Regulation of amino acid uptake in marine unicellular cyanobacteria: light sensing and circadian clocks.

Lead Research Organisation: National Oceanography Centre
Department Name: Science and Technology

Abstract

Cyanobacteria numerically dominate the tropical and subtropical regions of the world's oceans with Prochlorococcus being the dominant photosynthetic organism of the open ocean and Synechococcus dominating in oceanic boundaries at low latitudes. Recently it was observed that Prochlorococcus shows a pronounced diel (day-night) periodicity in uptake of dissolved amino acids compared to Synechococcus. These field observations have important ecological implications. For example in the tropical Atlantic Ocean the Prochlorococcus population contributes around 10% and 40% to the total bacterioplankton uptake of amino acids at midday and after dusk, respectively and therefore exerts a considerable pressure on other bacterioplankton populations by consuming a significant proportion of organic nitrogen in already nutrient-depleted oceanic waters. However, field observations alone are insufficient to understand the mechanism regulating organic nutrient uptake. To address this we propose to study this process using cyanobacterial cultures grown in controlled laboratory conditions and to test the hypothesis that the uptake of amino acids, and possibly other organic nitrogen containing compounds, by Prochlorococcus could be regulated either by light and/or a circadian clock. To do this we will use a combination of isotopic tracer and flow cytometric techniques. The cyanobacterial strains will be exposed to various light regimes (varying in quality, quantity, periodicity), loaded with isotopically-labelled precursor molecules, and the cells at various cell cycle stages will be flow sorted to determine cellular uptake rates of the isotopic tracers. The research team for this project will have a unique combination of expertise with marine skills in microbial biogeochemistry, flow cytometry, molecular ecology of cyanobacteria combined with terrestrial background skills in plant photobiology. All necessary capital equipment is available.

Publications

10 25 50
 
Description The marine cyanobacterium Prochlorococcus, the most abundant phototrophic organism on Earth, numerically dominates the phytoplankton in nitrogen (N)-depleted oceanic gyres. Alongside inorganic N sources such as nitrite and ammonium, natural populations of this genus also acquire organic N, specifically amino acids.
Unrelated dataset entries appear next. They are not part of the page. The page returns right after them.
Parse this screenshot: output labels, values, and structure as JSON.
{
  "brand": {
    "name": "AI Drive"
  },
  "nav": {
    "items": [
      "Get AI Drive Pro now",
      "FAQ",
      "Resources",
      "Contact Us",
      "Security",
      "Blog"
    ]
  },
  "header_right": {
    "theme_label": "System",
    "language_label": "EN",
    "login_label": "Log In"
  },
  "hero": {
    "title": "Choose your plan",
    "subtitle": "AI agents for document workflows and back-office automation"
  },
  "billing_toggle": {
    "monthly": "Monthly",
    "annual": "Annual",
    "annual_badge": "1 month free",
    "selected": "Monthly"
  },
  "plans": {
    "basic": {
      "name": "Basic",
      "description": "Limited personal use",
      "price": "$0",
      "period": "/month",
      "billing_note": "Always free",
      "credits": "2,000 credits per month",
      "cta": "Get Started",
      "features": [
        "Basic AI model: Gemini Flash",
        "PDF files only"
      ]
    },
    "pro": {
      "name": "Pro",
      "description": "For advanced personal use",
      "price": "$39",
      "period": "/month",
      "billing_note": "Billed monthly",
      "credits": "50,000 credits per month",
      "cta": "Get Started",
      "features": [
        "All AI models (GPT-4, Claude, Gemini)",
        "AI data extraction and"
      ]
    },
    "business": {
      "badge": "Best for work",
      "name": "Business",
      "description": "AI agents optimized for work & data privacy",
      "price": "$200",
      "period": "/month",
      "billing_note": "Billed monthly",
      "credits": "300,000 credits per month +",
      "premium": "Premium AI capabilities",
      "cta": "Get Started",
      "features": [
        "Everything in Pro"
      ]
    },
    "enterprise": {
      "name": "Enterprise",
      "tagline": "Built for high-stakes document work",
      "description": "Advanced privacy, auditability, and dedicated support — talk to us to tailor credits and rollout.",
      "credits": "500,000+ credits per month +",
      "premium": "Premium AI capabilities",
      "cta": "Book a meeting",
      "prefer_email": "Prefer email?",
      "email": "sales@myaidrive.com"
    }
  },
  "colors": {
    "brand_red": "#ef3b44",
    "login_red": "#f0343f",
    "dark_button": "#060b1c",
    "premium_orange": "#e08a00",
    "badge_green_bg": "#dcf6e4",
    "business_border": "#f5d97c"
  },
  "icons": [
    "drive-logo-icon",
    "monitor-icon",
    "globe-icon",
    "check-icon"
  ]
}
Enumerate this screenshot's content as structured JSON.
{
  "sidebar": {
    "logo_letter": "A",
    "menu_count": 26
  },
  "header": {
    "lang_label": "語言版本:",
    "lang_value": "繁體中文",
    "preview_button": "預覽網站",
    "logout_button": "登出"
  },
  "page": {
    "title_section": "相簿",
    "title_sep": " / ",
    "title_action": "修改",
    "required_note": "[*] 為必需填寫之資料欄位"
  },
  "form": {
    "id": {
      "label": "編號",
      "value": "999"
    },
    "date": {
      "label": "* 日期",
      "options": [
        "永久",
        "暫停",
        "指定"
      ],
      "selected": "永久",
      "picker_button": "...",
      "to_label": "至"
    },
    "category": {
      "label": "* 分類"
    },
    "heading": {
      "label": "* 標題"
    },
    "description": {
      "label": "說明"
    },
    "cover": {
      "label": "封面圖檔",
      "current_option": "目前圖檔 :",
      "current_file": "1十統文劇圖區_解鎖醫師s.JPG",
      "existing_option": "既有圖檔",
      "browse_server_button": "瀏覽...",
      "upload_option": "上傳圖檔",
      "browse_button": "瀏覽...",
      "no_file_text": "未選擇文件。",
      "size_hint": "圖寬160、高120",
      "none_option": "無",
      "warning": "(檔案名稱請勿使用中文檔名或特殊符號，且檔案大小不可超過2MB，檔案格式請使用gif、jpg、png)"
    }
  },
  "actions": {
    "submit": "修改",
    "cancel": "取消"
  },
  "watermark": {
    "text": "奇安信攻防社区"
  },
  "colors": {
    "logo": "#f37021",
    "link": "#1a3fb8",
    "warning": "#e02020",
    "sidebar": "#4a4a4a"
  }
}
Here, we investigated using isotopic tracer and flow cytometric cell sorting techniques whether amino acid uptake by Prochlorococcus is subject to a diel rhythmicity, and if so, whether this was linked to a specific cell cycle stage. We observed, in contrast to diurnally similar methionine uptake rates by Synechococcus cells, obvious diurnal rhythms in methionine uptake by Prochlorococcus cells in the tropical Atlantic. These rhythms were confirmed using reproducible cyclostat experiments with a light-synchronized axenic Prochlorococcus (PCC9511 strain) culture and S-35-methionine and H-3-leucine tracers. Cells acquired the tracers at lower rates around dawn and higher rates around dusk despite > 10(4) times higher concentration of ammonium in the medium, presumably because amino acids can be directly incorporated into protein. Leucine uptake rates by cells in the S+G(2) cell cycle stage were consistently 2.2 times higher than those of cells at the G(1) stage. Furthermore, S+G(2) cells upregulated amino acid uptake 3.5 times from dawn to dusk to boost protein synthesis prior to cell division. Because Prochlorococcus populations can account from 13% at midday to 42% at dusk of total microbial uptake of methionine and probably of other amino acids in N-depleted oceanic waters, this genus exerts diurnally variable, strong competitive pressure on other bacterioplankton populations.
Exploitation Route Through publications and data archived at BODC
Sectors Education,Environment